For the word "heading", state how many lines below contain it. Give no other text.

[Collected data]
+===+

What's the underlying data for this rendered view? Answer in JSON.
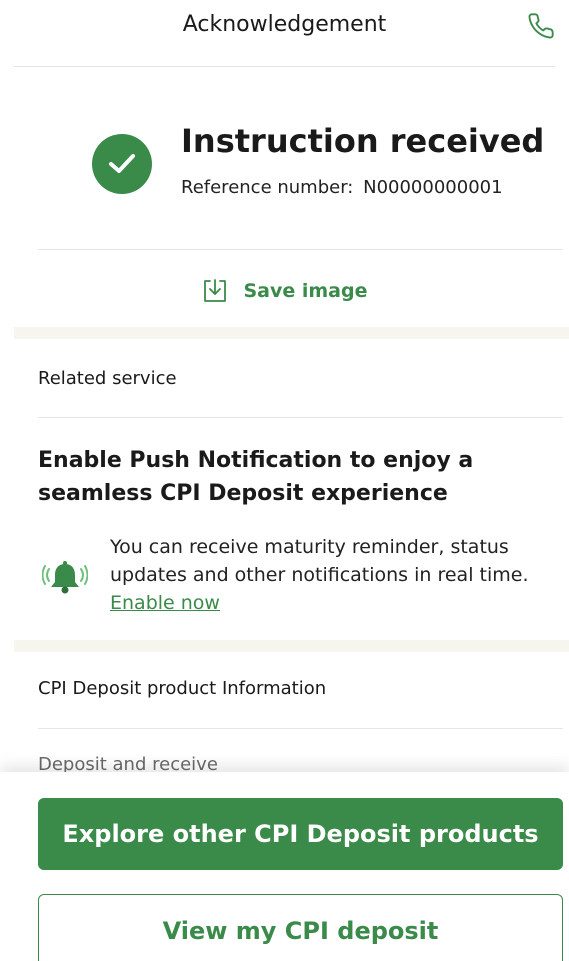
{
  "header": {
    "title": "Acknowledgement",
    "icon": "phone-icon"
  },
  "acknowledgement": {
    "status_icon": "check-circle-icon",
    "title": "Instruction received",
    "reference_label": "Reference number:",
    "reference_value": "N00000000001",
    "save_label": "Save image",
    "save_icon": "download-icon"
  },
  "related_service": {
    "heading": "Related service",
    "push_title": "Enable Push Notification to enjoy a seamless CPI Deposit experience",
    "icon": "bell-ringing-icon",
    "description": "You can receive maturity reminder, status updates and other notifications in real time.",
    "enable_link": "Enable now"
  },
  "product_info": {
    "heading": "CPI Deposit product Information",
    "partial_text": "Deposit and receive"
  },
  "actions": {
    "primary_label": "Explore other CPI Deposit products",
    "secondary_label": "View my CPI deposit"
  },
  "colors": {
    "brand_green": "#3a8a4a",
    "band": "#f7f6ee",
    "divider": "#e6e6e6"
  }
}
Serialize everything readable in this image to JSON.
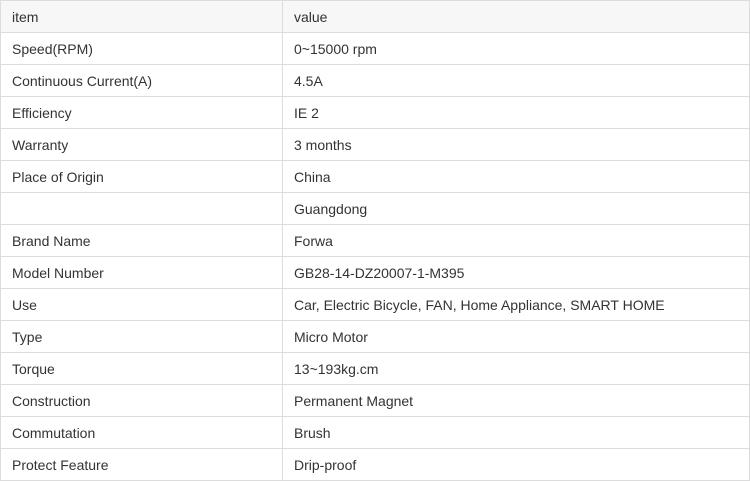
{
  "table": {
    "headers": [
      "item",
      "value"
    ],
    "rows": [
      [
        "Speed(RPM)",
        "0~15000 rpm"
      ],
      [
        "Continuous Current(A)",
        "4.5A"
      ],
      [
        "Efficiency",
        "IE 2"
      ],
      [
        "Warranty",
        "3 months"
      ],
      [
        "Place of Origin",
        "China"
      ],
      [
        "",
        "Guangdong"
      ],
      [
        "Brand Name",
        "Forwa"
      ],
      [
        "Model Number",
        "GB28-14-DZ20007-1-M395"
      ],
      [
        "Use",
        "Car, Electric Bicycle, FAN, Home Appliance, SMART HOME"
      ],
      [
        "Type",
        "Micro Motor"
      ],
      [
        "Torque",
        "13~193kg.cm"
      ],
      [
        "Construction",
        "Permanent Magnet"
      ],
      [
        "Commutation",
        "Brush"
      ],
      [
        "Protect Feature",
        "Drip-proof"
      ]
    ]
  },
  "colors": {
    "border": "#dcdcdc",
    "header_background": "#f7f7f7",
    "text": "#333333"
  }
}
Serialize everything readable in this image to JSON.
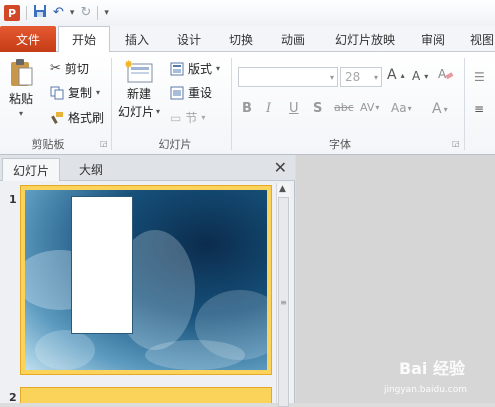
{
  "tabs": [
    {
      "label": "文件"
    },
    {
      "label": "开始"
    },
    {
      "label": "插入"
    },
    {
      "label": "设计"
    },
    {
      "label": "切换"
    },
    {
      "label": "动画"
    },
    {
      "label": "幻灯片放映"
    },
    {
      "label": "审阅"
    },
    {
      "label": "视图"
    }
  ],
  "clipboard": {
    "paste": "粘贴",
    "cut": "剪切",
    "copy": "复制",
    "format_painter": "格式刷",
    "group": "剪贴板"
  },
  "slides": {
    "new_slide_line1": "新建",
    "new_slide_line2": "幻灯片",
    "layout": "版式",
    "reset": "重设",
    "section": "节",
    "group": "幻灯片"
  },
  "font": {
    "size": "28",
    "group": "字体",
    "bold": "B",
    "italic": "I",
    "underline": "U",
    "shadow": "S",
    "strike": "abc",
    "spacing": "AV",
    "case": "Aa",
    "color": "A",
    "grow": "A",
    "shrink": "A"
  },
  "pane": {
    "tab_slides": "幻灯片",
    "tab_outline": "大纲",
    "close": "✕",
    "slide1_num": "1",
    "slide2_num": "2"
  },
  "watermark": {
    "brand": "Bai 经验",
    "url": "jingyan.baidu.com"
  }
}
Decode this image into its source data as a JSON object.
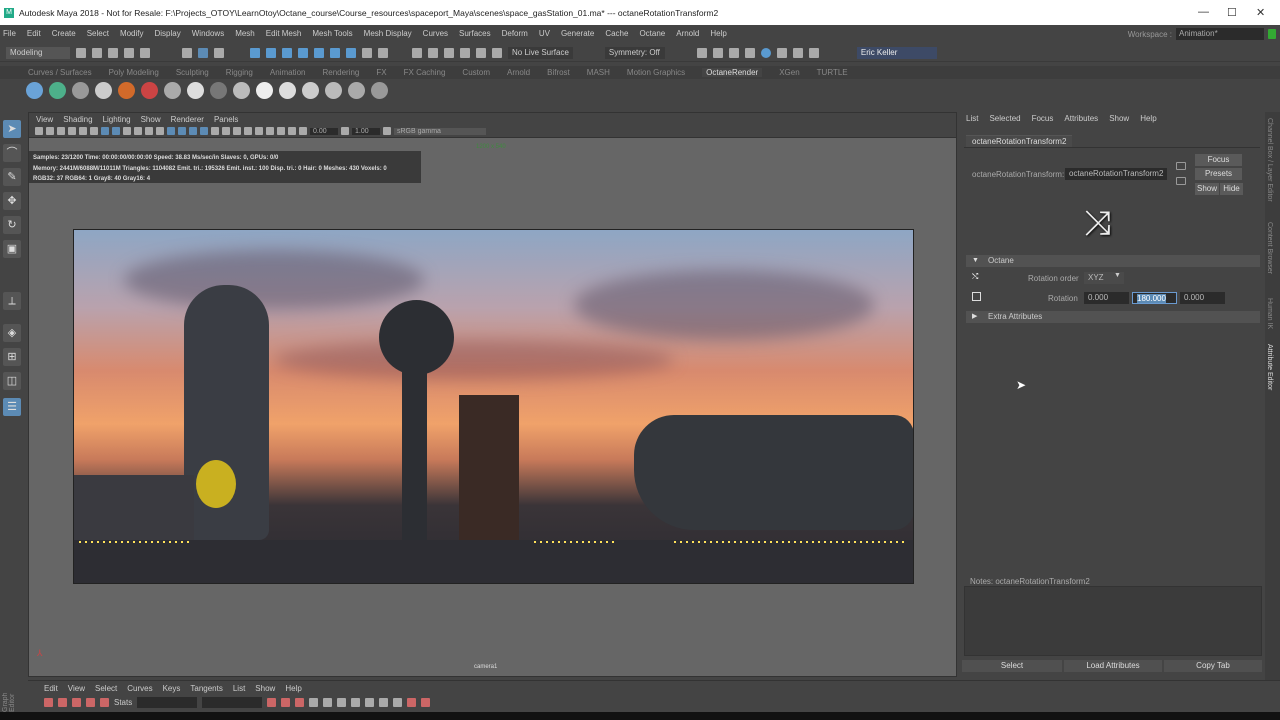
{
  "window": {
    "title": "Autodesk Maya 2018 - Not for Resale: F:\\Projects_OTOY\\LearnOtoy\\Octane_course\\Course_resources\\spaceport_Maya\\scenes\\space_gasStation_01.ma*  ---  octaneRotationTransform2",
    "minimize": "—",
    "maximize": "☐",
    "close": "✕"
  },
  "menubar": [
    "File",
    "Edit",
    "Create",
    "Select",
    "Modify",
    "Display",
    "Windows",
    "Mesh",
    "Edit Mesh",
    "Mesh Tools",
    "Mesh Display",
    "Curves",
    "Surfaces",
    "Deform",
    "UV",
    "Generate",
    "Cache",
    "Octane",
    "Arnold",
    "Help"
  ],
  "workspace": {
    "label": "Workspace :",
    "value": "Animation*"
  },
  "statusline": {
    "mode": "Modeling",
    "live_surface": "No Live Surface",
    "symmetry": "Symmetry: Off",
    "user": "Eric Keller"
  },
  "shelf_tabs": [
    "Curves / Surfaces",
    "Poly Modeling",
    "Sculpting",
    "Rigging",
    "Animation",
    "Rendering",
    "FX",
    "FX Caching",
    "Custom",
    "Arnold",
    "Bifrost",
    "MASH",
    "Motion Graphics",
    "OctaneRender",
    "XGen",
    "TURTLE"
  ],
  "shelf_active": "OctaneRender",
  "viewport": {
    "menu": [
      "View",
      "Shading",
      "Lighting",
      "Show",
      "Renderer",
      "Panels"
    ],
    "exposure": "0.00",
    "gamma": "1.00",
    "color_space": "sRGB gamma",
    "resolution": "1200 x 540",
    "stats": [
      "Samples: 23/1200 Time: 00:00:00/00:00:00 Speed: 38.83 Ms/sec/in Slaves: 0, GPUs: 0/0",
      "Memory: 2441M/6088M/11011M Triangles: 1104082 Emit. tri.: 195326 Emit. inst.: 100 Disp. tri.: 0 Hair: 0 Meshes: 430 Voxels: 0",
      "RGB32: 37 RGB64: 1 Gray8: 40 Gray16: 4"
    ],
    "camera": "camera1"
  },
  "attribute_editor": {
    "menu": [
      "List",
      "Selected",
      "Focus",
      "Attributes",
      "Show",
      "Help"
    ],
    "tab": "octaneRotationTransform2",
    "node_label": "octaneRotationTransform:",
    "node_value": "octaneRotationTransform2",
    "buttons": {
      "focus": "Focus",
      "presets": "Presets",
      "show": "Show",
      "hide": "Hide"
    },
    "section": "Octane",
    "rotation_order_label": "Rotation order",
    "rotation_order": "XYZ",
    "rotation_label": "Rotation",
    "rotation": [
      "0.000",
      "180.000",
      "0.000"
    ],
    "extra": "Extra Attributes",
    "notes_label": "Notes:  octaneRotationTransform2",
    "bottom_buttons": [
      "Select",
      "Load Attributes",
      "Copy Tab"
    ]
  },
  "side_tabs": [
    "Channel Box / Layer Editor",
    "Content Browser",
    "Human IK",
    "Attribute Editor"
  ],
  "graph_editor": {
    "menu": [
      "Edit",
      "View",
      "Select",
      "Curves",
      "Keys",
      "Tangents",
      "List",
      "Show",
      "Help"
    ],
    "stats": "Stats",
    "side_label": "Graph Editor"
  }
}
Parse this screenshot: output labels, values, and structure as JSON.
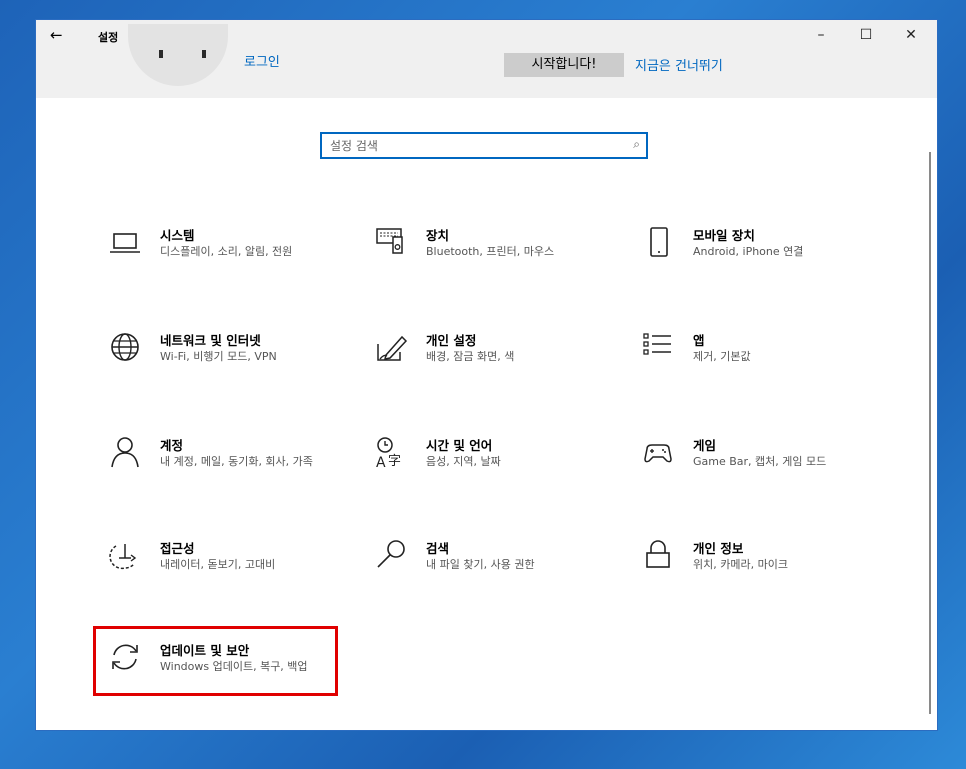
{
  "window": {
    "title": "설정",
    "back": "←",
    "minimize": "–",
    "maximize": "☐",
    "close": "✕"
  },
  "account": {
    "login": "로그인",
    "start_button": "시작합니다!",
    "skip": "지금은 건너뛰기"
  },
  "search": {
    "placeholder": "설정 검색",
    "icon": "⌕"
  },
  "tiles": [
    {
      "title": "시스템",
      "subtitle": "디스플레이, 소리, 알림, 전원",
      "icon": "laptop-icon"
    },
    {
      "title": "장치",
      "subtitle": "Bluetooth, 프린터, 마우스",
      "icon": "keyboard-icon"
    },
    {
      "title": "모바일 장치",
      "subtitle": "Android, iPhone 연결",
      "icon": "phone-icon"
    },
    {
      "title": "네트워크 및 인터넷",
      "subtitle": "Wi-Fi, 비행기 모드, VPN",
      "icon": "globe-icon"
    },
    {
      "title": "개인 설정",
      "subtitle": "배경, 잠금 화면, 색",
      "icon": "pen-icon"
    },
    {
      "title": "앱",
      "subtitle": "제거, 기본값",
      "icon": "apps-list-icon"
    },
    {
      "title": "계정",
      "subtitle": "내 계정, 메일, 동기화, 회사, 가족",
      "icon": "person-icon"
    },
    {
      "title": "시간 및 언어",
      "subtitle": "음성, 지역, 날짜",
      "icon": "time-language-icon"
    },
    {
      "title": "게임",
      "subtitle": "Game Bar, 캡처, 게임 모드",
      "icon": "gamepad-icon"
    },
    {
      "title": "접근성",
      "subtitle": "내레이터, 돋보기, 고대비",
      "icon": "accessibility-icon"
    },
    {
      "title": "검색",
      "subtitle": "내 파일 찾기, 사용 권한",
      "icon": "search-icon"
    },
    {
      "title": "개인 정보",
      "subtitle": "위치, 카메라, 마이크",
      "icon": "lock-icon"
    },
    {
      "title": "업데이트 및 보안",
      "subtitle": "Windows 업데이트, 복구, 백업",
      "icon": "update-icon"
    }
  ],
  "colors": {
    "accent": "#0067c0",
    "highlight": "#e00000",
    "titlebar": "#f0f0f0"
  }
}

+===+

- [Written reply] 2